SUPPLIED MATERIAL:

========================

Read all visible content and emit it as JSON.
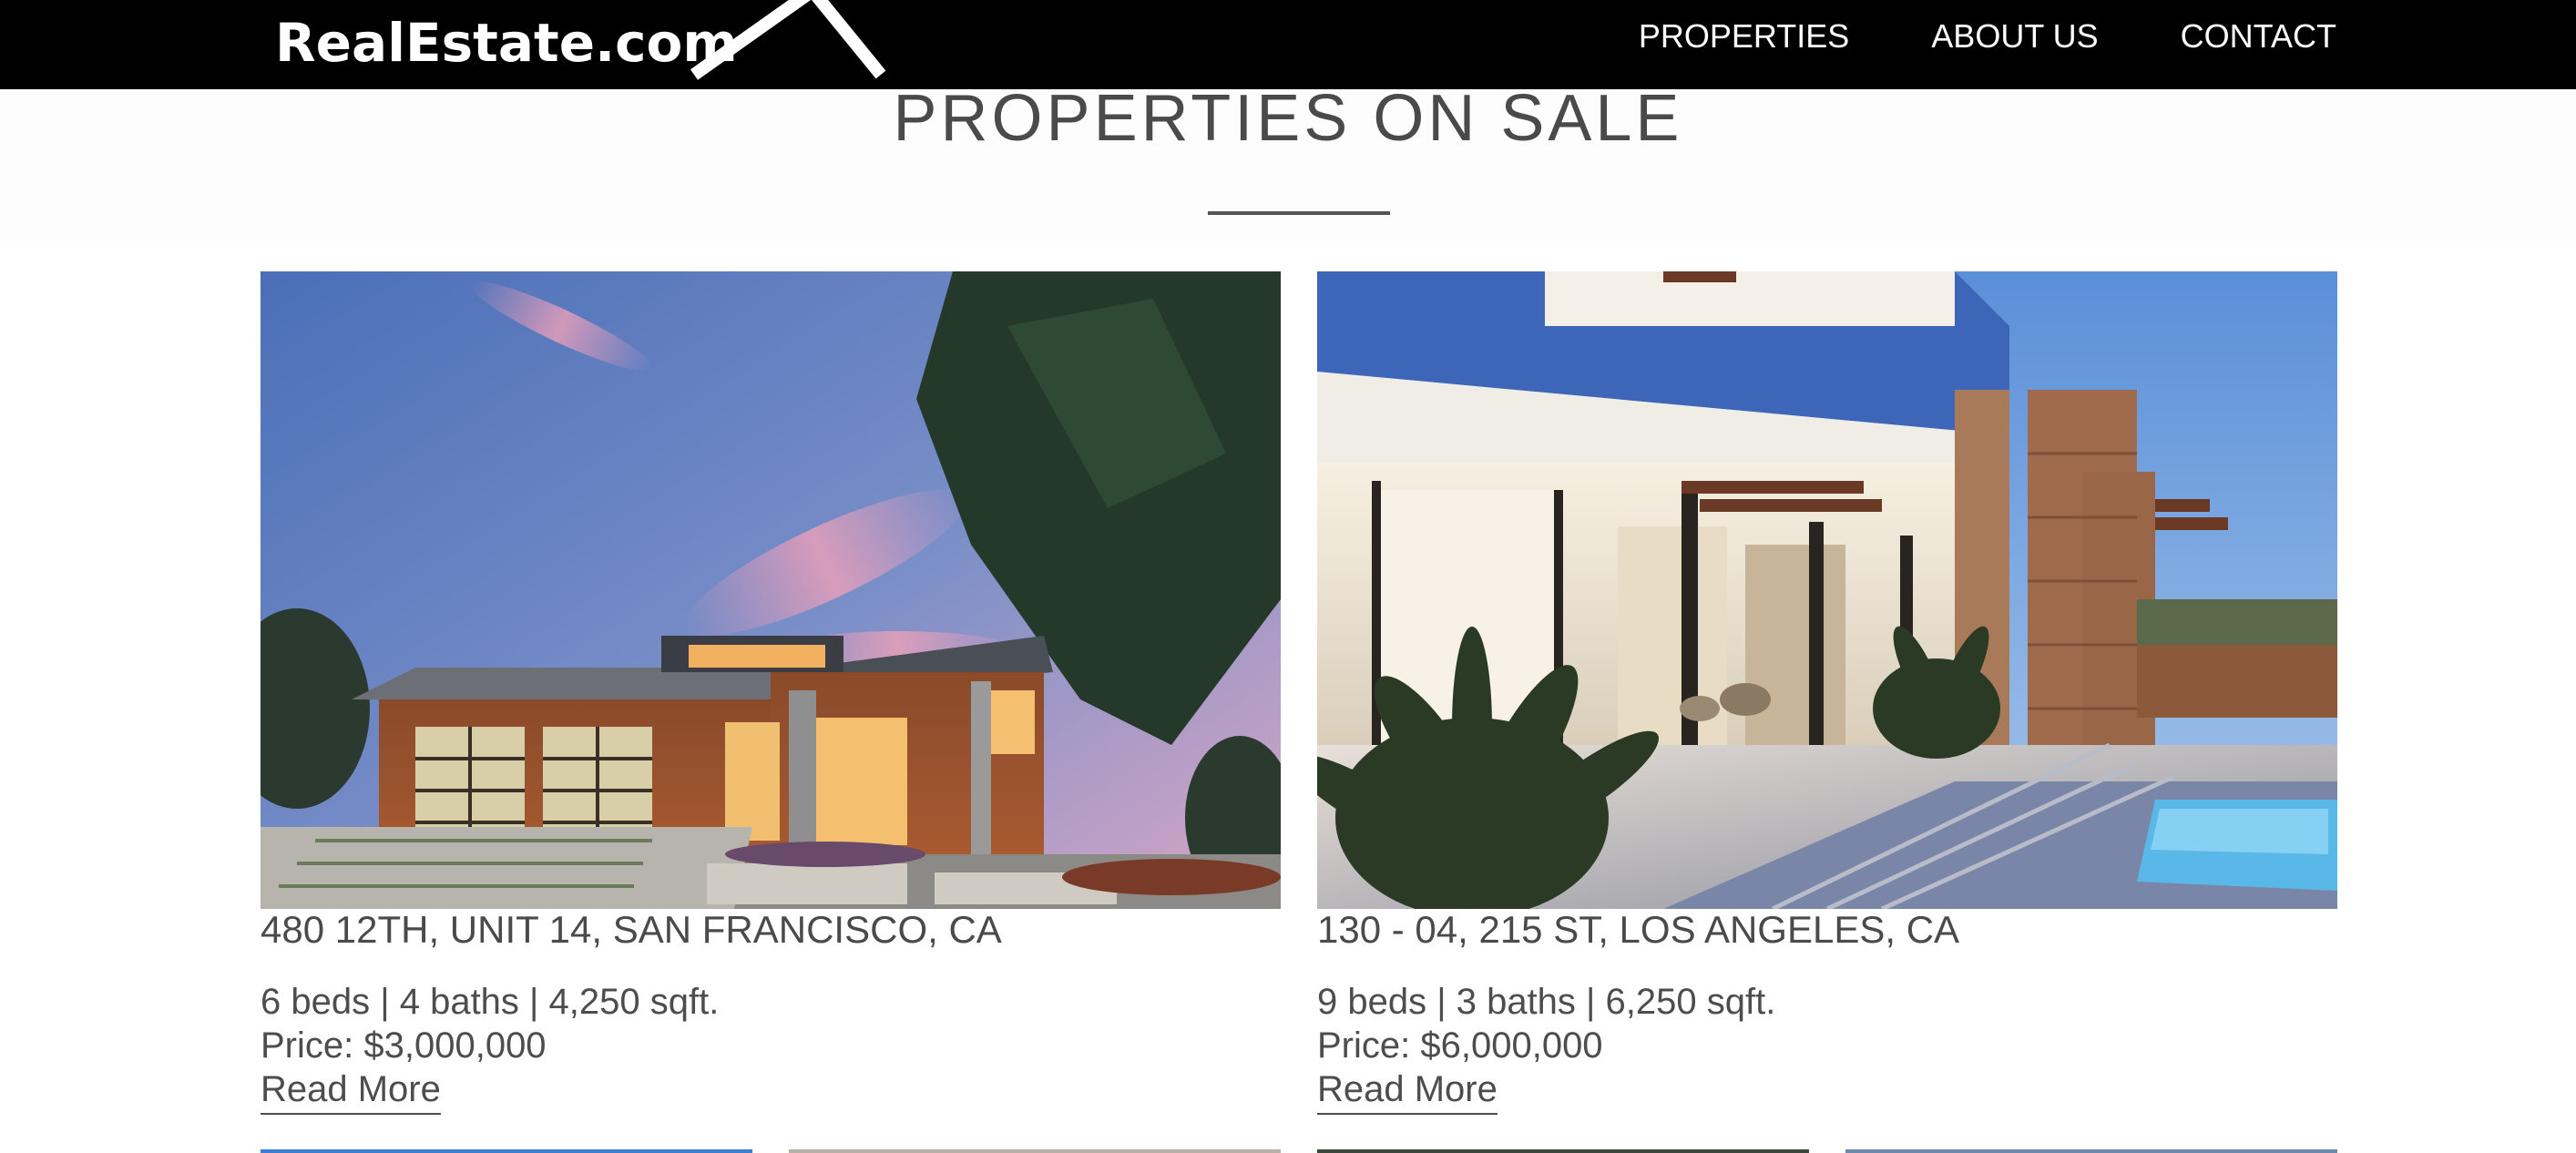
{
  "header": {
    "logo_text": "RealEstate.com",
    "nav": [
      {
        "label": "PROPERTIES"
      },
      {
        "label": "ABOUT US"
      },
      {
        "label": "CONTACT"
      }
    ]
  },
  "main": {
    "title": "PROPERTIES ON SALE",
    "listings": [
      {
        "address": "480 12TH, UNIT 14, SAN FRANCISCO, CA",
        "details": "6 beds | 4 baths | 4,250 sqft.",
        "price": "Price: $3,000,000",
        "link": "Read More"
      },
      {
        "address": "130 - 04, 215 ST, LOS ANGELES, CA",
        "details": "9 beds | 3 baths | 6,250 sqft.",
        "price": "Price: $6,000,000",
        "link": "Read More"
      }
    ]
  },
  "colors": {
    "nav_background": "#000000",
    "text": "#4a4a4a"
  }
}
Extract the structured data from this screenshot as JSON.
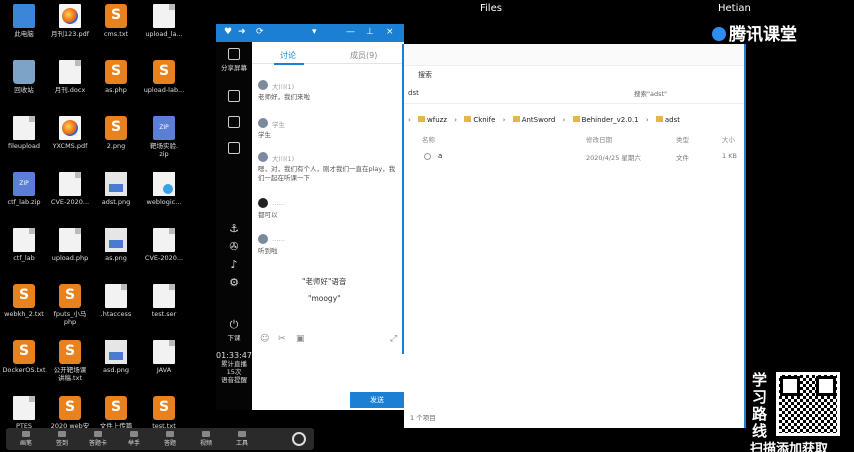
{
  "desktop_icons": [
    {
      "label": "此电脑",
      "kind": "pc"
    },
    {
      "label": "月刊123.pdf",
      "kind": "pdf"
    },
    {
      "label": "cms.txt",
      "kind": "orange"
    },
    {
      "label": "upload_la...",
      "kind": "doc"
    },
    {
      "label": "回收站",
      "kind": "bin"
    },
    {
      "label": "月刊.docx",
      "kind": "doc"
    },
    {
      "label": "as.php",
      "kind": "orange"
    },
    {
      "label": "upload-lab...",
      "kind": "orange"
    },
    {
      "label": "fileupload",
      "kind": "doc"
    },
    {
      "label": "YXCMS.pdf",
      "kind": "pdf"
    },
    {
      "label": "2.png",
      "kind": "orange"
    },
    {
      "label": "靶场实验.\nzip",
      "kind": "zip"
    },
    {
      "label": "ctf_lab.zip",
      "kind": "zip"
    },
    {
      "label": "CVE-2020...",
      "kind": "doc"
    },
    {
      "label": "adst.png",
      "kind": "img"
    },
    {
      "label": "weblogic...",
      "kind": "web"
    },
    {
      "label": "ctf_lab",
      "kind": "doc"
    },
    {
      "label": "upload.php",
      "kind": "doc"
    },
    {
      "label": "as.png",
      "kind": "img"
    },
    {
      "label": "CVE-2020...",
      "kind": "doc"
    },
    {
      "label": "webkh_2.txt",
      "kind": "orange"
    },
    {
      "label": "fputs_小马\nphp",
      "kind": "orange"
    },
    {
      "label": ".htaccess",
      "kind": "doc"
    },
    {
      "label": "test.ser",
      "kind": "doc"
    },
    {
      "label": "DockerOS.txt",
      "kind": "orange"
    },
    {
      "label": "公开靶场课\n讲稿.txt",
      "kind": "orange"
    },
    {
      "label": "asd.png",
      "kind": "img"
    },
    {
      "label": "JAVA",
      "kind": "doc"
    },
    {
      "label": "PTES",
      "kind": "doc"
    },
    {
      "label": "2020 web安",
      "kind": "orange"
    },
    {
      "label": "文件上传篇",
      "kind": "orange"
    },
    {
      "label": "test.txt",
      "kind": "orange"
    }
  ],
  "top_bar": {
    "files_title": "Files",
    "hetian_title": "Hetian",
    "tencent_logo": "腾讯课堂"
  },
  "chat": {
    "left_items": [
      {
        "label": "分享屏幕"
      },
      {
        "label": "下课"
      }
    ],
    "tabs": [
      "讨论",
      "成员(9)"
    ],
    "messages": [
      {
        "name": "大川(1)",
        "text": "老师好，我们来啦"
      },
      {
        "name": "学生",
        "text": "学生"
      },
      {
        "name": "大川(1)",
        "text": "嗯，对，我们有个人，刚才我们一直在play，我们一起在听课一下"
      },
      {
        "name": "……",
        "text": "都可以"
      },
      {
        "name": "……",
        "text": "听到啦"
      }
    ],
    "bubbles": [
      "\"老师好\"语音",
      "\"moogy\""
    ],
    "send_label": "发送",
    "clock_time": "01:33:47",
    "clock_caption": "累计直播\n15次\n语音提醒"
  },
  "explorer": {
    "tab_label": "搜索",
    "path_left": "dst",
    "search_placeholder": "搜索\"adst\"",
    "breadcrumbs": [
      "wfuzz",
      "Cknife",
      "AntSword",
      "Behinder_v2.0.1",
      "adst"
    ],
    "columns": [
      "名称",
      "修改日期",
      "类型",
      "大小"
    ],
    "rows": [
      {
        "name": "a",
        "date": "2020/4/25 星期六",
        "type": "文件",
        "size": "1 KB"
      }
    ],
    "status": "1 个项目"
  },
  "promo": {
    "side_text": "学习路线",
    "bottom_text": "扫描添加获取"
  },
  "bottom_bar": [
    "画笔",
    "签到",
    "答题卡",
    "举手",
    "答题",
    "视频",
    "工具"
  ]
}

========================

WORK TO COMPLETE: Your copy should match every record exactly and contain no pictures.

WRITTEN REPLY:
Read all visible content and emit it as JSON.
{
  "header": {
    "logo_text": "RealEstate.com",
    "nav": [
      {
        "label": "PROPERTIES"
      },
      {
        "label": "ABOUT US"
      },
      {
        "label": "CONTACT"
      }
    ]
  },
  "main": {
    "title": "PROPERTIES ON SALE",
    "listings": [
      {
        "address": "480 12TH, UNIT 14, SAN FRANCISCO, CA",
        "details": "6 beds | 4 baths | 4,250 sqft.",
        "price": "Price: $3,000,000",
        "link": "Read More"
      },
      {
        "address": "130 - 04, 215 ST, LOS ANGELES, CA",
        "details": "9 beds | 3 baths | 6,250 sqft.",
        "price": "Price: $6,000,000",
        "link": "Read More"
      }
    ]
  },
  "colors": {
    "nav_background": "#000000",
    "text": "#4a4a4a"
  }
}
Extract the structured data from this screenshot as JSON.
{
  "desktop_icons": [
    {
      "label": "此电脑",
      "kind": "pc"
    },
    {
      "label": "月刊123.pdf",
      "kind": "pdf"
    },
    {
      "label": "cms.txt",
      "kind": "orange"
    },
    {
      "label": "upload_la...",
      "kind": "doc"
    },
    {
      "label": "回收站",
      "kind": "bin"
    },
    {
      "label": "月刊.docx",
      "kind": "doc"
    },
    {
      "label": "as.php",
      "kind": "orange"
    },
    {
      "label": "upload-lab...",
      "kind": "orange"
    },
    {
      "label": "fileupload",
      "kind": "doc"
    },
    {
      "label": "YXCMS.pdf",
      "kind": "pdf"
    },
    {
      "label": "2.png",
      "kind": "orange"
    },
    {
      "label": "靶场实验.\nzip",
      "kind": "zip"
    },
    {
      "label": "ctf_lab.zip",
      "kind": "zip"
    },
    {
      "label": "CVE-2020...",
      "kind": "doc"
    },
    {
      "label": "adst.png",
      "kind": "img"
    },
    {
      "label": "weblogic...",
      "kind": "web"
    },
    {
      "label": "ctf_lab",
      "kind": "doc"
    },
    {
      "label": "upload.php",
      "kind": "doc"
    },
    {
      "label": "as.png",
      "kind": "img"
    },
    {
      "label": "CVE-2020...",
      "kind": "doc"
    },
    {
      "label": "webkh_2.txt",
      "kind": "orange"
    },
    {
      "label": "fputs_小马\nphp",
      "kind": "orange"
    },
    {
      "label": ".htaccess",
      "kind": "doc"
    },
    {
      "label": "test.ser",
      "kind": "doc"
    },
    {
      "label": "DockerOS.txt",
      "kind": "orange"
    },
    {
      "label": "公开靶场课\n讲稿.txt",
      "kind": "orange"
    },
    {
      "label": "asd.png",
      "kind": "img"
    },
    {
      "label": "JAVA",
      "kind": "doc"
    },
    {
      "label": "PTES",
      "kind": "doc"
    },
    {
      "label": "2020 web安",
      "kind": "orange"
    },
    {
      "label": "文件上传篇",
      "kind": "orange"
    },
    {
      "label": "test.txt",
      "kind": "orange"
    }
  ],
  "top_bar": {
    "files_title": "Files",
    "hetian_title": "Hetian",
    "tencent_logo": "腾讯课堂"
  },
  "chat": {
    "left_items": [
      {
        "label": "分享屏幕"
      },
      {
        "label": "下课"
      }
    ],
    "tabs": [
      "讨论",
      "成员(9)"
    ],
    "messages": [
      {
        "name": "大川(1)",
        "text": "老师好，我们来啦"
      },
      {
        "name": "学生",
        "text": "学生"
      },
      {
        "name": "大川(1)",
        "text": "嗯，对，我们有个人，刚才我们一直在play，我们一起在听课一下"
      },
      {
        "name": "……",
        "text": "都可以"
      },
      {
        "name": "……",
        "text": "听到啦"
      }
    ],
    "bubbles": [
      "\"老师好\"语音",
      "\"moogy\""
    ],
    "send_label": "发送",
    "clock_time": "01:33:47",
    "clock_caption": "累计直播\n15次\n语音提醒"
  },
  "explorer": {
    "tab_label": "搜索",
    "path_left": "dst",
    "search_placeholder": "搜索\"adst\"",
    "breadcrumbs": [
      "wfuzz",
      "Cknife",
      "AntSword",
      "Behinder_v2.0.1",
      "adst"
    ],
    "columns": [
      "名称",
      "修改日期",
      "类型",
      "大小"
    ],
    "rows": [
      {
        "name": "a",
        "date": "2020/4/25 星期六",
        "type": "文件",
        "size": "1 KB"
      }
    ],
    "status": "1 个项目"
  },
  "promo": {
    "side_text": "学习路线",
    "bottom_text": "扫描添加获取"
  },
  "bottom_bar": [
    "画笔",
    "签到",
    "答题卡",
    "举手",
    "答题",
    "视频",
    "工具"
  ]
}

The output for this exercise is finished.